** Problem **
Please copy each line of the data that includes the string "Material".

*** Data extract ***

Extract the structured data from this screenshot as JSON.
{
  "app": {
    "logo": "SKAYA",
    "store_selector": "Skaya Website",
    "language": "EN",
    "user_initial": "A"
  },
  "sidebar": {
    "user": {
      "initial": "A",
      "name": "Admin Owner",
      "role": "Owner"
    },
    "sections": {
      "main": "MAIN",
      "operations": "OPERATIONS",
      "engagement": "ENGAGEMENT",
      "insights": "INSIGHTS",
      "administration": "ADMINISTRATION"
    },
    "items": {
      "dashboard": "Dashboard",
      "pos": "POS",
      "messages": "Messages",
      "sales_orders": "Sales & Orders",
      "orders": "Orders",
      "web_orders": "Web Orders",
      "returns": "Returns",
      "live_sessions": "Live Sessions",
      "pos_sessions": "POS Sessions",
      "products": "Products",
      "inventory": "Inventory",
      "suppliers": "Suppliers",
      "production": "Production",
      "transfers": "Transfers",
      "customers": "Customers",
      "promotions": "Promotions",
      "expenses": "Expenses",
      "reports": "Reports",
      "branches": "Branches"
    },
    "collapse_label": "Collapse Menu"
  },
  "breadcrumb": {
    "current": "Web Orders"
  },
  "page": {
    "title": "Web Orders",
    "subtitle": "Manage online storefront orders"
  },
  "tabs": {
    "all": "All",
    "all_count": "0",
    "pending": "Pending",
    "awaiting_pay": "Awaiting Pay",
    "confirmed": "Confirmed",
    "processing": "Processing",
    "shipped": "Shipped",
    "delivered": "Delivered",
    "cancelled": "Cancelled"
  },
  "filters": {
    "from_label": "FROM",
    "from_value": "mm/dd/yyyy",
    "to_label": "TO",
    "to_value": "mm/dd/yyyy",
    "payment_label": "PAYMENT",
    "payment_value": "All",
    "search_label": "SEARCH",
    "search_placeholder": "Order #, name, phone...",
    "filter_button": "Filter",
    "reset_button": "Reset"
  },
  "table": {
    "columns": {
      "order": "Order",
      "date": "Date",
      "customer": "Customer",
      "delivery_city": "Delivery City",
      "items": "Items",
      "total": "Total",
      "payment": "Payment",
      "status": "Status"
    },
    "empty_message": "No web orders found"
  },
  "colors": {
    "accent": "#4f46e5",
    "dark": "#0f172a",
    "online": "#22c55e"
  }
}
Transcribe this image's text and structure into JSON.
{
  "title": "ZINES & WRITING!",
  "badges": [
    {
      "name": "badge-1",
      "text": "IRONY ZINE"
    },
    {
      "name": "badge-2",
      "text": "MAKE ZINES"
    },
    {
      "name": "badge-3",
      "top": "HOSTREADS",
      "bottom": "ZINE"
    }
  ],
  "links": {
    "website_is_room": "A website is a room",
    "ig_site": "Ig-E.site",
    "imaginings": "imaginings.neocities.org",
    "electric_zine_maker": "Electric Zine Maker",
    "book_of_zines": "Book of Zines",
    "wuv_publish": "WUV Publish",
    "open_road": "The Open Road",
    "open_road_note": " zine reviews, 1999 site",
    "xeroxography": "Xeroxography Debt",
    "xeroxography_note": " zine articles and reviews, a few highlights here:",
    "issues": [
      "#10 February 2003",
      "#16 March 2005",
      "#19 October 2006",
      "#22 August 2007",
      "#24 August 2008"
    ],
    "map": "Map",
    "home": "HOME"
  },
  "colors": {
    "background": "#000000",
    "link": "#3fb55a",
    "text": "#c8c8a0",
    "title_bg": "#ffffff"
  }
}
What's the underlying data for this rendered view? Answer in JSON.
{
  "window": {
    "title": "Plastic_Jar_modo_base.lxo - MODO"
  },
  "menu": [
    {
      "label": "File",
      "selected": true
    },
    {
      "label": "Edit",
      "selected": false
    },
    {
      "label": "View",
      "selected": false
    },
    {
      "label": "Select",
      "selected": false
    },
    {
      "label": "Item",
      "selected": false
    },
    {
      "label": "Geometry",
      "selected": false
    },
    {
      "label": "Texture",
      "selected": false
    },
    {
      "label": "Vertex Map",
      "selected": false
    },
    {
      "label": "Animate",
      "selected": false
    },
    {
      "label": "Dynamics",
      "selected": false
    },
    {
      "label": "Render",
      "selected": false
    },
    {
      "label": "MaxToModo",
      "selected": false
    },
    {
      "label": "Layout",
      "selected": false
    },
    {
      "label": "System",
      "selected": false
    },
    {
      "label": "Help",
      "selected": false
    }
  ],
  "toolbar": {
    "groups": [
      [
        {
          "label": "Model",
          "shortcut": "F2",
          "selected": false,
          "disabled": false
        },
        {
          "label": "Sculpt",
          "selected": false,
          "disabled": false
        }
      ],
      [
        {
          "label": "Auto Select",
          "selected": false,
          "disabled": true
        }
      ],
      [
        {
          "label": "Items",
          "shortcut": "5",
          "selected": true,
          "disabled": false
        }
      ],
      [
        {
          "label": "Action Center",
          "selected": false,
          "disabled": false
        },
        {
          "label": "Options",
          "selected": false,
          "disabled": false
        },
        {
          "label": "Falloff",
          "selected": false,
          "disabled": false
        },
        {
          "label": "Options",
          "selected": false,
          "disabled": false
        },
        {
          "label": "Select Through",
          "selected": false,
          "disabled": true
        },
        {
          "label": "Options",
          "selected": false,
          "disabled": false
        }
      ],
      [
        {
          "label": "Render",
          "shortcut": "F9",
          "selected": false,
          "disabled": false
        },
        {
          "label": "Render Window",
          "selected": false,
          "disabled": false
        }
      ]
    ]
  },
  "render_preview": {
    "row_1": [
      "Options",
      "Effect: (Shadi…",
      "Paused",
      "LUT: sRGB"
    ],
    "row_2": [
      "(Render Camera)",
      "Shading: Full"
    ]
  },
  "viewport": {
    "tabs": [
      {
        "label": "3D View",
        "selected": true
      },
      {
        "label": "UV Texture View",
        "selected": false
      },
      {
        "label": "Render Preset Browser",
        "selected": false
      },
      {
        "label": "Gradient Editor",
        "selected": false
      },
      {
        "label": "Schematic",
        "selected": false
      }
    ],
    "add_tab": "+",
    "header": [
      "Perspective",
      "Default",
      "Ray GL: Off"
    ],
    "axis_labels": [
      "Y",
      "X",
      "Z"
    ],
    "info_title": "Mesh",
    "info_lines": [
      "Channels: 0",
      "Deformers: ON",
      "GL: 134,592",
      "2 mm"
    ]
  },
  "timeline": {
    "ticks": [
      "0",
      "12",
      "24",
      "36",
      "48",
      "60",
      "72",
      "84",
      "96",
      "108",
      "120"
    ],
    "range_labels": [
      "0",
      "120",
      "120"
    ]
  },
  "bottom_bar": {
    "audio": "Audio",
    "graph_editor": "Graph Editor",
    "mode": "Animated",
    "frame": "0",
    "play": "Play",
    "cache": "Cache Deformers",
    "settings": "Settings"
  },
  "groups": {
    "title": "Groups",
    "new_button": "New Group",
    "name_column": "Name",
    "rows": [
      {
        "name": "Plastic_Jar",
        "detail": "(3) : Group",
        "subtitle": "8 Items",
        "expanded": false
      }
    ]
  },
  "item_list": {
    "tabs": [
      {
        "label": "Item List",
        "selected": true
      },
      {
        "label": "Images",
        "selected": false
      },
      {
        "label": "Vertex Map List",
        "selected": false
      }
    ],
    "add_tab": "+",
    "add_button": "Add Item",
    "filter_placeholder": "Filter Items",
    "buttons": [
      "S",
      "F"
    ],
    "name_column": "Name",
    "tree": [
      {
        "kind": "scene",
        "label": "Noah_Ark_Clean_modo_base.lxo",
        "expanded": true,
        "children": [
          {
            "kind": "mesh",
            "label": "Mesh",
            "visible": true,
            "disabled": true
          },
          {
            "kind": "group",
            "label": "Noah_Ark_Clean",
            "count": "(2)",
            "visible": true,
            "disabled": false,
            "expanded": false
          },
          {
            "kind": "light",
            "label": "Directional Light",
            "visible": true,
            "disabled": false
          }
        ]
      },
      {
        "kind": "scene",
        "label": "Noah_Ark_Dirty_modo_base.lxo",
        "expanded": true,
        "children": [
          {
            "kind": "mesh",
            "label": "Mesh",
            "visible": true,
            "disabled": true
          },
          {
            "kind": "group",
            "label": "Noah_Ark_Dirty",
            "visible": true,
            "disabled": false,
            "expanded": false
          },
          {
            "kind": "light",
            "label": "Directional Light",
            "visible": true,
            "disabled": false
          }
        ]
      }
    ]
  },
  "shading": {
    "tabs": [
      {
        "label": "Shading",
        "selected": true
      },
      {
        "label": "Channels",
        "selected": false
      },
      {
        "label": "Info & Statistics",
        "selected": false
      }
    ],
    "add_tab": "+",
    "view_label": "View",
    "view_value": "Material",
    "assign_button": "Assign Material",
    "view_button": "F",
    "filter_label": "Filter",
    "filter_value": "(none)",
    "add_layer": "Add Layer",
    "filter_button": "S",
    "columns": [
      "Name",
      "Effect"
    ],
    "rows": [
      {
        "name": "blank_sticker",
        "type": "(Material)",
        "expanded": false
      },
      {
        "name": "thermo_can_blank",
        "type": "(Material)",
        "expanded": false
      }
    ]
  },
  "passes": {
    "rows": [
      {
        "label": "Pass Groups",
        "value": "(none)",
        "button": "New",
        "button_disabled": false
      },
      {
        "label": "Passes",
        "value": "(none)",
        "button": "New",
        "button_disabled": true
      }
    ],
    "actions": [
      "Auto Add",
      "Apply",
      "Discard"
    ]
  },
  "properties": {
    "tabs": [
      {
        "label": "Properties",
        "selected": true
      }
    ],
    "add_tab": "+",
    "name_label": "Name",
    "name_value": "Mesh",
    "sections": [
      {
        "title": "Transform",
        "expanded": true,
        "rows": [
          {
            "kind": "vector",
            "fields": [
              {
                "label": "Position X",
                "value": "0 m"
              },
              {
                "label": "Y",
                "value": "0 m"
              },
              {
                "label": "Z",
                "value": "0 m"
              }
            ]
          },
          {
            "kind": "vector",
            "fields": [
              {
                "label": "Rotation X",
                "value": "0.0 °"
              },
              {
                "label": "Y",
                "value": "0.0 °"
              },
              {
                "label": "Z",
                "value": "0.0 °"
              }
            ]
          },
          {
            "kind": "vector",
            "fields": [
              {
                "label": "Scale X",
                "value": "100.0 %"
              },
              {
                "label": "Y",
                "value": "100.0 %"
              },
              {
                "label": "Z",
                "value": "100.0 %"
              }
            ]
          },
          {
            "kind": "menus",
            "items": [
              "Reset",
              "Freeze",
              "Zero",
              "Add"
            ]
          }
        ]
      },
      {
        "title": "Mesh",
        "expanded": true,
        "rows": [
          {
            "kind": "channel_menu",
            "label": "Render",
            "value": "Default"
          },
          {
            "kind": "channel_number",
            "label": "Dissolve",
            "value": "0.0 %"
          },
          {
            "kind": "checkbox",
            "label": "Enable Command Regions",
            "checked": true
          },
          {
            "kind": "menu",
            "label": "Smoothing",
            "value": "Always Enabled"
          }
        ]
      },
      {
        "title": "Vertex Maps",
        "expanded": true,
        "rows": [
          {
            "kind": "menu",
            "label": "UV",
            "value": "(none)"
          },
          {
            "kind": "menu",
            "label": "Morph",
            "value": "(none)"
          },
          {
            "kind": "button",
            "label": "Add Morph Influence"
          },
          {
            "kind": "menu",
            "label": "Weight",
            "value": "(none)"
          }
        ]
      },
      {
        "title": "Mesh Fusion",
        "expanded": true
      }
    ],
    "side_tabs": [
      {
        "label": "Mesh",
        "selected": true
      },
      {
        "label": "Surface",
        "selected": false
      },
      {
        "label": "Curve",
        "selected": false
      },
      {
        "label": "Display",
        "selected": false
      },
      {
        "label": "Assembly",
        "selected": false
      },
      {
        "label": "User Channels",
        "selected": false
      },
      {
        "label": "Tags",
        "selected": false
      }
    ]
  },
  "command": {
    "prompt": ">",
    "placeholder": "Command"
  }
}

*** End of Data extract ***

** Problem solution **
    "view_value": "Material",
    "assign_button": "Assign Material",
        "type": "(Material)",
        "type": "(Material)",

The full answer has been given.